__Data shown__.
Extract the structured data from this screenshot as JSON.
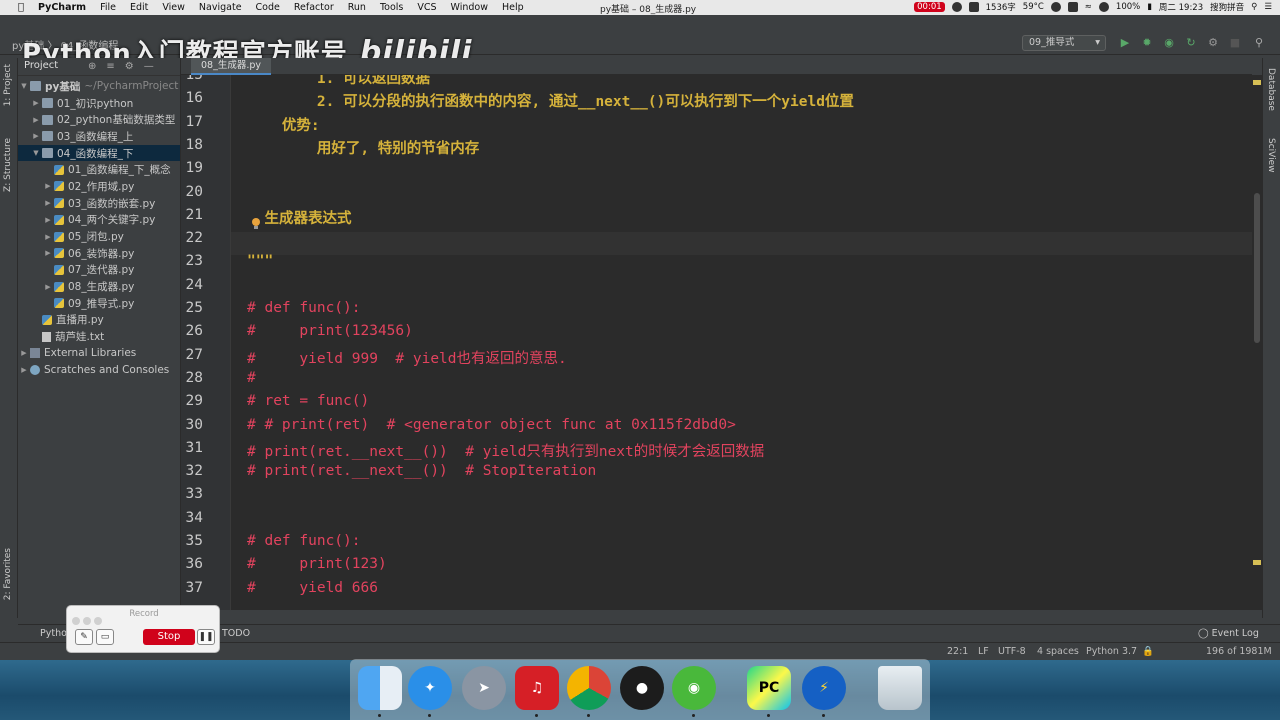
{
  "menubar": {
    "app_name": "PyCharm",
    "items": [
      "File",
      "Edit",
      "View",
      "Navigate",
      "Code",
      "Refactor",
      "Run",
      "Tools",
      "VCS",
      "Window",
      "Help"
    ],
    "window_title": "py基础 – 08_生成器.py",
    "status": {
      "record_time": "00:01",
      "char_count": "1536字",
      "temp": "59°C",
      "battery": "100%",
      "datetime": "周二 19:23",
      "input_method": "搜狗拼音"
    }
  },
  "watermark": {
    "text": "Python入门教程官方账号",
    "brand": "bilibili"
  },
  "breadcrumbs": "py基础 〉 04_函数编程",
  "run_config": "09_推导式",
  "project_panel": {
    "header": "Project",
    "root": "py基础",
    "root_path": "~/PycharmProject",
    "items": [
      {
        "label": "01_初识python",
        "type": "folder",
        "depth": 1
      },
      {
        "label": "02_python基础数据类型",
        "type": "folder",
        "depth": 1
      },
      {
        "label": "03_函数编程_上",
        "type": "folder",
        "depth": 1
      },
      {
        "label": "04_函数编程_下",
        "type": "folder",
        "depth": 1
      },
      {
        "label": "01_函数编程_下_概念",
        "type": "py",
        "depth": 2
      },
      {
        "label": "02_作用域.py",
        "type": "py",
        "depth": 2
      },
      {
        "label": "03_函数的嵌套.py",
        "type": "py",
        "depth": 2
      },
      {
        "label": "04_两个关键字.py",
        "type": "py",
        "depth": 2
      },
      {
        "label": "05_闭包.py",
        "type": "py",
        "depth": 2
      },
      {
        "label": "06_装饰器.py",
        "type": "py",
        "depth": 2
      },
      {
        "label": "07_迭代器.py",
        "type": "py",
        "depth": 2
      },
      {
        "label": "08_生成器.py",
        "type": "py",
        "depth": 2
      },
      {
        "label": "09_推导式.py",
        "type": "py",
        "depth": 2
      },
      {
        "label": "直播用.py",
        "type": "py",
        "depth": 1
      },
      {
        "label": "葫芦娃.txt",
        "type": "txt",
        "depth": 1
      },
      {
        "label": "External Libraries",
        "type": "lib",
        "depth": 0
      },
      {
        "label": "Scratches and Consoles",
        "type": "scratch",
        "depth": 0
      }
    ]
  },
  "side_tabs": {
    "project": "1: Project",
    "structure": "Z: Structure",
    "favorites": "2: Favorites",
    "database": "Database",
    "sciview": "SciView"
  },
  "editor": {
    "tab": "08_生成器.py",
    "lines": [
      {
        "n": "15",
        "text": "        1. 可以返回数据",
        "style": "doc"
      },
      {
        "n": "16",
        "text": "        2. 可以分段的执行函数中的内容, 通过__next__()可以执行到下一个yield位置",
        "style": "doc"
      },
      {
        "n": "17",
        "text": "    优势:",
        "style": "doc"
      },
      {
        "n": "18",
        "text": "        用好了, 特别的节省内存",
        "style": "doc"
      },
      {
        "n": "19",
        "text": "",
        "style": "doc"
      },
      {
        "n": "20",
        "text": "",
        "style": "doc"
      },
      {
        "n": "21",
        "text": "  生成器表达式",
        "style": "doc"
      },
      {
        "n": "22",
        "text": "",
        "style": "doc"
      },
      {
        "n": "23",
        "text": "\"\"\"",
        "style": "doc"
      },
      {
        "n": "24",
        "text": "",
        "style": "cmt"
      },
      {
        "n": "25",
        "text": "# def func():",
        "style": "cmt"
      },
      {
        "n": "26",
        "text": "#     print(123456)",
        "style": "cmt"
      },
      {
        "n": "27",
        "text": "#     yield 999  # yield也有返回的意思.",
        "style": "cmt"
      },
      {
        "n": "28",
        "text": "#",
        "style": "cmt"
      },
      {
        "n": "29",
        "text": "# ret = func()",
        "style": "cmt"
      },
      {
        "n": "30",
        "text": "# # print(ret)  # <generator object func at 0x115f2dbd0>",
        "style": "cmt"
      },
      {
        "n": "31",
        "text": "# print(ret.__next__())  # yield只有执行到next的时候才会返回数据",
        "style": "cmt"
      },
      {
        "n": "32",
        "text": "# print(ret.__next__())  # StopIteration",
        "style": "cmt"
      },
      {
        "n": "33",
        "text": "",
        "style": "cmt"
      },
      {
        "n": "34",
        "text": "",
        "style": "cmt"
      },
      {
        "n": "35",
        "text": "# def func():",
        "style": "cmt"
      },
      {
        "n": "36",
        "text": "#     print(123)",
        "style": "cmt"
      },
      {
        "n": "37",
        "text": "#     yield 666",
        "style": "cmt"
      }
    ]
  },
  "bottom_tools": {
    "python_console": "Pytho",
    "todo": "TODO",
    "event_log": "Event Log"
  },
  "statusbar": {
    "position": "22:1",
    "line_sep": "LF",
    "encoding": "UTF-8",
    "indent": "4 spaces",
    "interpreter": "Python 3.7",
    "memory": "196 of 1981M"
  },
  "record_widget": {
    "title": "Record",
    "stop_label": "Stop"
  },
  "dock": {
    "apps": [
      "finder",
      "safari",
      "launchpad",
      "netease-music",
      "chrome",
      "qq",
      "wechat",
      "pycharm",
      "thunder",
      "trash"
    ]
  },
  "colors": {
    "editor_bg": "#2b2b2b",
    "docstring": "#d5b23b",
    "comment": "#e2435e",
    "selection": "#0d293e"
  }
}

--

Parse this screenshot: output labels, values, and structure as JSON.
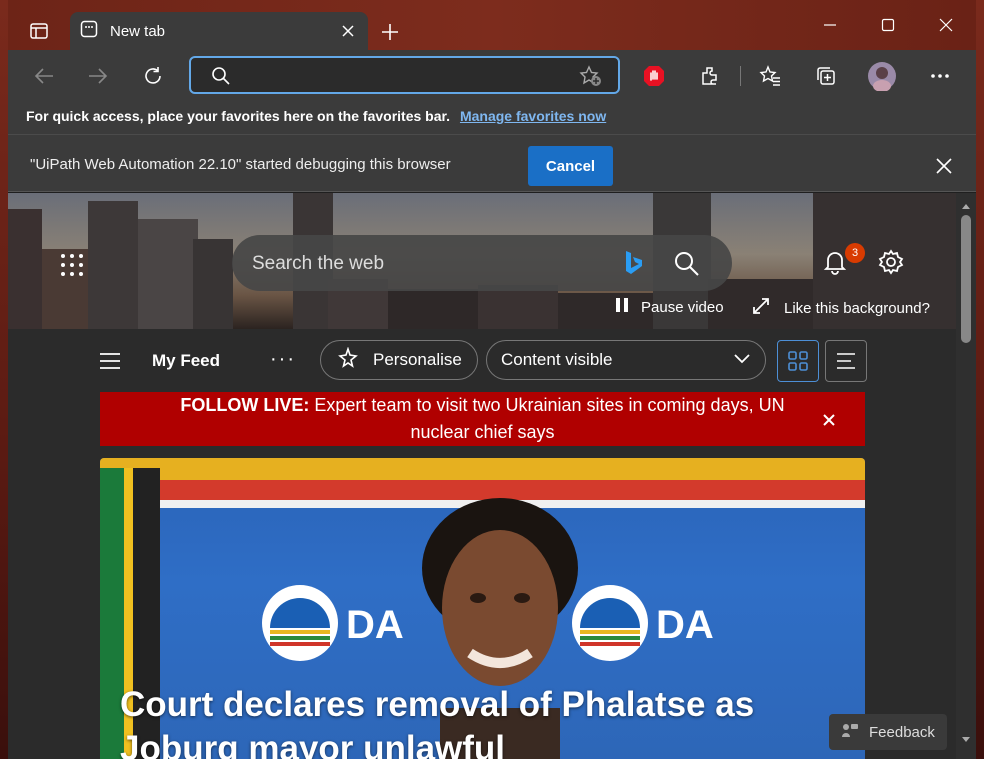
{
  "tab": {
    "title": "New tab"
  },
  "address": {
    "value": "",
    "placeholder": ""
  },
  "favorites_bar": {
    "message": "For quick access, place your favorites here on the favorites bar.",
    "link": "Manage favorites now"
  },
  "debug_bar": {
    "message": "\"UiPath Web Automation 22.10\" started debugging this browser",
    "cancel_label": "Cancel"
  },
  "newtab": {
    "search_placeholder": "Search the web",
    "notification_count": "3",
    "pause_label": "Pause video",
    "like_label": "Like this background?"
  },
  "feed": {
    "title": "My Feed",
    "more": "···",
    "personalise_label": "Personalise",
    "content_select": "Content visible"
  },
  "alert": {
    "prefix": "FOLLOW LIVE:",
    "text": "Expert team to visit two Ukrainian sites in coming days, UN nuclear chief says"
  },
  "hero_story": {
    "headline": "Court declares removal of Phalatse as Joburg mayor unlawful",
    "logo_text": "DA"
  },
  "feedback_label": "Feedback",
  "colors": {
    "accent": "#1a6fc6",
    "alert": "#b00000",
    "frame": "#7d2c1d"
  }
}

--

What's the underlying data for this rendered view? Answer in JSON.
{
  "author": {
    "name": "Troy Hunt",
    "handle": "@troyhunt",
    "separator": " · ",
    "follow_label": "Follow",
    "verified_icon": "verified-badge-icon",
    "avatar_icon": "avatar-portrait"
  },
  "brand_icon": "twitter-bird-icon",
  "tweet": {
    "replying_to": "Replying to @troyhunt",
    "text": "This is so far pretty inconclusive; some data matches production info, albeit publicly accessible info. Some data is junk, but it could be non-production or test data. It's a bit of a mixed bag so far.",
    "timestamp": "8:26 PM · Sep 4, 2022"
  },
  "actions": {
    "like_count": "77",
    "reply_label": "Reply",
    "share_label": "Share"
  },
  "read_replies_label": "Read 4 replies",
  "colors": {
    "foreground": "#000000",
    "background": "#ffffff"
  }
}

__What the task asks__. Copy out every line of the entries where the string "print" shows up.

__Completed exercise__.
        "text": "#     print(123456)",
        "text": "# # print(ret)  # <generator object func at 0x115f2dbd0>",
        "text": "# print(ret.__next__())  # yield只有执行到next的时候才会返回数据",
        "text": "# print(ret.__next__())  # StopIteration",
        "text": "#     print(123)",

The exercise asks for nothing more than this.